Since the start of the Obama administration, OFCCP has taken on a very different political mission. As part of the administration’s efforts to aid members of the military returning from Iraq and Afghanistan, OFCCP has been tasked to help ensure that veterans are able to find positions in the private sector. OFCCP has also been tasked to help ensure that persons with disabilities are able to move from government-sponsored programs to positions in the private sector.
There is a strong belief in the current administration that there is extensive discrimination occurring in the private sector, especially in regard to the manner in which women are being paid. Thus, OFCCP has been very involved in investigating compensation data and practices. This desire to investigate compensation recently culminated in OFCCP’s issuance of a new directive (Directive 307) that prompts OFCCP compliance officers to dig extensively into compensation-related issues during compliance reviews. Among other things, Directive 307 overturned the agency’s practice of focusing compensation investigations on large groups. Now, compliance officers are instructed to investigate possible compensation discrimination involving individuals and small groups as well.

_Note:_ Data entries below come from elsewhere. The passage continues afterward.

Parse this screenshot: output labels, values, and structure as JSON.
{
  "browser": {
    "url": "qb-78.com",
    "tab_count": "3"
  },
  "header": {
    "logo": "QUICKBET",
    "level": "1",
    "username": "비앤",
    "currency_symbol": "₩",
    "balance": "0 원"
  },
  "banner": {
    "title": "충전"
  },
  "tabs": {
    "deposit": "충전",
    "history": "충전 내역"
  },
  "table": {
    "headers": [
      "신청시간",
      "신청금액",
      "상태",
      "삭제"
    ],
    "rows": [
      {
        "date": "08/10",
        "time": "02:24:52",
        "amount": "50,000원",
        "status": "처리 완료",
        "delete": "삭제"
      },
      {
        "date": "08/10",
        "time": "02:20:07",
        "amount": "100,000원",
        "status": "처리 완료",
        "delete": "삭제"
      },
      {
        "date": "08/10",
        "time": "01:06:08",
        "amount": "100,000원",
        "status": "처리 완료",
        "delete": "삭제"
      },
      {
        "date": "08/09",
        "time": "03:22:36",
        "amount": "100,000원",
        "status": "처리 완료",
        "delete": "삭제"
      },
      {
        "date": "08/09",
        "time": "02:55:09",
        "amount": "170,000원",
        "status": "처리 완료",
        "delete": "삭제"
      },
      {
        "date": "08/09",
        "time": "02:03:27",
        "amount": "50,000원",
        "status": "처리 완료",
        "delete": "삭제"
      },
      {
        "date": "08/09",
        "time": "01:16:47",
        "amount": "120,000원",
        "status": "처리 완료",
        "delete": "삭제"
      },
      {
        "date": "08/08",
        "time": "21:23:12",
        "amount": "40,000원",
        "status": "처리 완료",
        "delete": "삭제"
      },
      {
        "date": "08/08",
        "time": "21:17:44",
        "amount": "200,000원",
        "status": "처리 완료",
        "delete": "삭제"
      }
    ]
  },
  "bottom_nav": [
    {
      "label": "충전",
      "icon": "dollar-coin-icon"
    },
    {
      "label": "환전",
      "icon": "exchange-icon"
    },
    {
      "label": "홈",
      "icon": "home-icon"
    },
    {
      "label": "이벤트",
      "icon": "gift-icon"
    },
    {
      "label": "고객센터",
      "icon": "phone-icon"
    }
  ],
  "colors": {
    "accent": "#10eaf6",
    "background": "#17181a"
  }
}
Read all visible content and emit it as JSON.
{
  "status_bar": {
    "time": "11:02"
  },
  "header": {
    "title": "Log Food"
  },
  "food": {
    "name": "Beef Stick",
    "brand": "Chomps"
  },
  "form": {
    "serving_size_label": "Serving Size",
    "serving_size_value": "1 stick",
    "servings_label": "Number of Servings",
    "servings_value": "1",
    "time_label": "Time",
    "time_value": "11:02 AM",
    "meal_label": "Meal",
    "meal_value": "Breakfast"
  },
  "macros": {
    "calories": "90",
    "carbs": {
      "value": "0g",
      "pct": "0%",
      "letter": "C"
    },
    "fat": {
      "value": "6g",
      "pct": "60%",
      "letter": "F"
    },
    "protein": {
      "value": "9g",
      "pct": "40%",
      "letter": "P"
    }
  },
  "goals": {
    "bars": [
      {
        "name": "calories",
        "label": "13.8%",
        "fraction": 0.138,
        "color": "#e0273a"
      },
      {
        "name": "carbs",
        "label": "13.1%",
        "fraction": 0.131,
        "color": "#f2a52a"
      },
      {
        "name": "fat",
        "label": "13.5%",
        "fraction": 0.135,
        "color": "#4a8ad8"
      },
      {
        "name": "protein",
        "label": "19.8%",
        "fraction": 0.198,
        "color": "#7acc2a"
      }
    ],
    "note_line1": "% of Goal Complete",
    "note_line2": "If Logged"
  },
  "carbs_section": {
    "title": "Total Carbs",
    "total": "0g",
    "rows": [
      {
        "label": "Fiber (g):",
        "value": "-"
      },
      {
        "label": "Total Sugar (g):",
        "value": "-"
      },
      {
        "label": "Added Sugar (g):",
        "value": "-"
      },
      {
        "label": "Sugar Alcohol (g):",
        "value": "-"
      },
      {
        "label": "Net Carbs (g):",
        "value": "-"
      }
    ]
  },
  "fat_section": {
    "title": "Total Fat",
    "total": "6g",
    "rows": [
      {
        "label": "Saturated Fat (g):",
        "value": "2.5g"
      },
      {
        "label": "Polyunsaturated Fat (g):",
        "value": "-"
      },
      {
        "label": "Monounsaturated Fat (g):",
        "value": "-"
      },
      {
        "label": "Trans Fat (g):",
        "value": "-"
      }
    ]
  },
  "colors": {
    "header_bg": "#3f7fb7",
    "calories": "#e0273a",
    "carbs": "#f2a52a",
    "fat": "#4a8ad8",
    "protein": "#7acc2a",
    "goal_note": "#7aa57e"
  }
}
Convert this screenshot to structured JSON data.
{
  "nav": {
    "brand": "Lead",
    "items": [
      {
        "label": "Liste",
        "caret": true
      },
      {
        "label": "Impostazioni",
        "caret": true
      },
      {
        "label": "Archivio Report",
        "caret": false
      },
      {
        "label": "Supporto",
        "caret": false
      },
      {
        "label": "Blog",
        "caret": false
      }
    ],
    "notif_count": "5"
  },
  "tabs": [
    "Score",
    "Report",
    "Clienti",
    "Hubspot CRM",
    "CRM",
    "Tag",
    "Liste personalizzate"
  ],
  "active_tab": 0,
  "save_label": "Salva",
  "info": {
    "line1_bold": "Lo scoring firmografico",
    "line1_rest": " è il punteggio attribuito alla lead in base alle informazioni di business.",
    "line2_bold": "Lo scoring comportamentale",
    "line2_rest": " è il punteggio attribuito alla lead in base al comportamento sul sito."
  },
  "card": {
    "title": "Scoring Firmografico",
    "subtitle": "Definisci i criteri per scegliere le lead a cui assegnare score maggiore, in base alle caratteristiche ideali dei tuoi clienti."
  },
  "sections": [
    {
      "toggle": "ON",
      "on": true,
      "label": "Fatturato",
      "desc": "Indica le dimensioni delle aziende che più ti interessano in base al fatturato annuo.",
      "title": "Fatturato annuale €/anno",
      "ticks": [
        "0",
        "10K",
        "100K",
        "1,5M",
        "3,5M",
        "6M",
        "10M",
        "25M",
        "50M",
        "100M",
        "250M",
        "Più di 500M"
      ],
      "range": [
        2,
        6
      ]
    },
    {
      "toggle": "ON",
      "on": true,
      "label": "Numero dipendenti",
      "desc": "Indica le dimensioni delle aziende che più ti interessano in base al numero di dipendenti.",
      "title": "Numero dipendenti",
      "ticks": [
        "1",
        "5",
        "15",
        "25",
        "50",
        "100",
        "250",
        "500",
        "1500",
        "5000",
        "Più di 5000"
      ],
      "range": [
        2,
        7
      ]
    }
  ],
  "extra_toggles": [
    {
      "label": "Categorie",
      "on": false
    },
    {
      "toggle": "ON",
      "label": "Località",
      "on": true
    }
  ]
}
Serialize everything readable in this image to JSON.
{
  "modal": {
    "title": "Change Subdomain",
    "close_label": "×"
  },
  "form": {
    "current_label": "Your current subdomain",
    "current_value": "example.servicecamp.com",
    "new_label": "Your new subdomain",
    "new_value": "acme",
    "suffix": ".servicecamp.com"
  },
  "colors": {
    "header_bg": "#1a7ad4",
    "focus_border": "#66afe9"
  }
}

Finally, the current administration strongly believes in the importance of affirmative action. While the agency showed little interest in outreach efforts during the Bush administration and was instead consumed with finding discrimination involving large groups, OFCCP is now very interested in the kind of affirmative action initiatives that had fallen by the wayside. This interest in affirmative action could be considered part of the current administration’s efforts to look out for the interests of American workers, or it could be considered part of the administration’s efforts to aid persons who previously may have been the subject of discrimination.
Understanding what OFCCP wants is important to federal contractors and subcontractors. If the agency’s interests and expectations are changing, companies that are subject to OFCCP’s regulations need to change as well.
Here are several suggestions in regard to understanding what OFCCP wants:
For more information on what to submit (and what not to submit) at the start of an OFCCP compliance review, contact Bill Osterndorf at [email protected].
Please note: Nothing in this article is intended as legal advice or as a substitute for any professional advice about your organization’s particular circumstances. All original materials copyright © HR Analytical Services Inc. 2013